Exercise:
Could you output each line of the data that follows exactly?

(Excerpts from a dataset)
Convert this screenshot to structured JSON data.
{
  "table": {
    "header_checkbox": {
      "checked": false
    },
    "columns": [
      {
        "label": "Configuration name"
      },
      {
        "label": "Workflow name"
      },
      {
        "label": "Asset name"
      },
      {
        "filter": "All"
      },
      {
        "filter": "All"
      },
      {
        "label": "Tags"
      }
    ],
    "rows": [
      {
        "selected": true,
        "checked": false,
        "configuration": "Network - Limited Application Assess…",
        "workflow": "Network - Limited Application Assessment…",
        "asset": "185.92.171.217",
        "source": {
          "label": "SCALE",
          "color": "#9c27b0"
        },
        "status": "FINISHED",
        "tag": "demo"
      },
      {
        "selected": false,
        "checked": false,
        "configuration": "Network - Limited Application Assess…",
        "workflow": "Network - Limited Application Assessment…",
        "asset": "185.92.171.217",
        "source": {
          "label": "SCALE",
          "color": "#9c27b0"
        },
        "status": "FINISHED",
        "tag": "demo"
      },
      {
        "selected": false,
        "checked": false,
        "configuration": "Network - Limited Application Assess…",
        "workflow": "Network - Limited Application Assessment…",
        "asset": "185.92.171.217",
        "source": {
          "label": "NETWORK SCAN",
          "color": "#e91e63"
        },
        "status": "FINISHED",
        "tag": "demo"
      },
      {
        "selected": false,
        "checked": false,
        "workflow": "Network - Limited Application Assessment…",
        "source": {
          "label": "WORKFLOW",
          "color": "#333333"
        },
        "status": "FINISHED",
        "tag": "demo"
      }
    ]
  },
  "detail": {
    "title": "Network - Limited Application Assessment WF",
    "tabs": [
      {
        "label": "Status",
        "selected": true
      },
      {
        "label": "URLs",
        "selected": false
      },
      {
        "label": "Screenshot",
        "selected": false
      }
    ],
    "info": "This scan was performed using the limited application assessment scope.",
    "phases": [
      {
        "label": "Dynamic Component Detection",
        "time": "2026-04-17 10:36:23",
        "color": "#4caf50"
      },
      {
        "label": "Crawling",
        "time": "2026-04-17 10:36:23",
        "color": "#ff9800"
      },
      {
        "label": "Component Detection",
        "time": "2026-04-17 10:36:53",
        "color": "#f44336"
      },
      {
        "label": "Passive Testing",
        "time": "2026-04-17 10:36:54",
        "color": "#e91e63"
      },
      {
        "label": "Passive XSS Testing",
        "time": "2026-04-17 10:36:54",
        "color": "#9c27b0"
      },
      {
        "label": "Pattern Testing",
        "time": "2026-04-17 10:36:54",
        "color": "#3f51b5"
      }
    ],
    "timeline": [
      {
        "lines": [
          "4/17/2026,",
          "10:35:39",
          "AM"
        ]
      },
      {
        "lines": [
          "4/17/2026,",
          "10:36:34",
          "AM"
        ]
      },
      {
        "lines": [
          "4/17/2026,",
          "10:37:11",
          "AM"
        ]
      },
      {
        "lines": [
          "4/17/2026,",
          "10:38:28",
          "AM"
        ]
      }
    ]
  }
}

Result of the exercise:
Convert this screenshot to structured JSON data.
{
  "table": {
    "header_checkbox": {
      "checked": false
    },
    "columns": [
      {
        "label": "Configuration name"
      },
      {
        "label": "Workflow name"
      },
      {
        "label": "Asset name"
      },
      {
        "filter": "All"
      },
      {
        "filter": "All"
      },
      {
        "label": "Tags"
      }
    ],
    "rows": [
      {
        "selected": true,
        "checked": false,
        "configuration": "Network - Limited Application Assess…",
        "workflow": "Network - Limited Application Assessment…",
        "asset": "185.92.171.217",
        "source": {
          "label": "SCALE",
          "color": "#9c27b0"
        },
        "status": "FINISHED",
        "tag": "demo"
      },
      {
        "selected": false,
        "checked": false,
        "configuration": "Network - Limited Application Assess…",
        "workflow": "Network - Limited Application Assessment…",
        "asset": "185.92.171.217",
        "source": {
          "label": "SCALE",
          "color": "#9c27b0"
        },
        "status": "FINISHED",
        "tag": "demo"
      },
      {
        "selected": false,
        "checked": false,
        "configuration": "Network - Limited Application Assess…",
        "workflow": "Network - Limited Application Assessment…",
        "asset": "185.92.171.217",
        "source": {
          "label": "NETWORK SCAN",
          "color": "#e91e63"
        },
        "status": "FINISHED",
        "tag": "demo"
      },
      {
        "selected": false,
        "checked": false,
        "workflow": "Network - Limited Application Assessment…",
        "source": {
          "label": "WORKFLOW",
          "color": "#333333"
        },
        "status": "FINISHED",
        "tag": "demo"
      }
    ]
  },
  "detail": {
    "title": "Network - Limited Application Assessment WF",
    "tabs": [
      {
        "label": "Status",
        "selected": true
      },
      {
        "label": "URLs",
        "selected": false
      },
      {
        "label": "Screenshot",
        "selected": false
      }
    ],
    "info": "This scan was performed using the limited application assessment scope.",
    "phases": [
      {
        "label": "Dynamic Component Detection",
        "time": "2026-04-17 10:36:23",
        "color": "#4caf50"
      },
      {
        "label": "Crawling",
        "time": "2026-04-17 10:36:23",
        "color": "#ff9800"
      },
      {
        "label": "Component Detection",
        "time": "2026-04-17 10:36:53",
        "color": "#f44336"
      },
      {
        "label": "Passive Testing",
        "time": "2026-04-17 10:36:54",
        "color": "#e91e63"
      },
      {
        "label": "Passive XSS Testing",
        "time": "2026-04-17 10:36:54",
        "color": "#9c27b0"
      },
      {
        "label": "Pattern Testing",
        "time": "2026-04-17 10:36:54",
        "color": "#3f51b5"
      }
    ],
    "timeline": [
      {
        "lines": [
          "4/17/2026,",
          "10:35:39",
          "AM"
        ]
      },
      {
        "lines": [
          "4/17/2026,",
          "10:36:34",
          "AM"
        ]
      },
      {
        "lines": [
          "4/17/2026,",
          "10:37:11",
          "AM"
        ]
      },
      {
        "lines": [
          "4/17/2026,",
          "10:38:28",
          "AM"
        ]
      }
    ]
  }
}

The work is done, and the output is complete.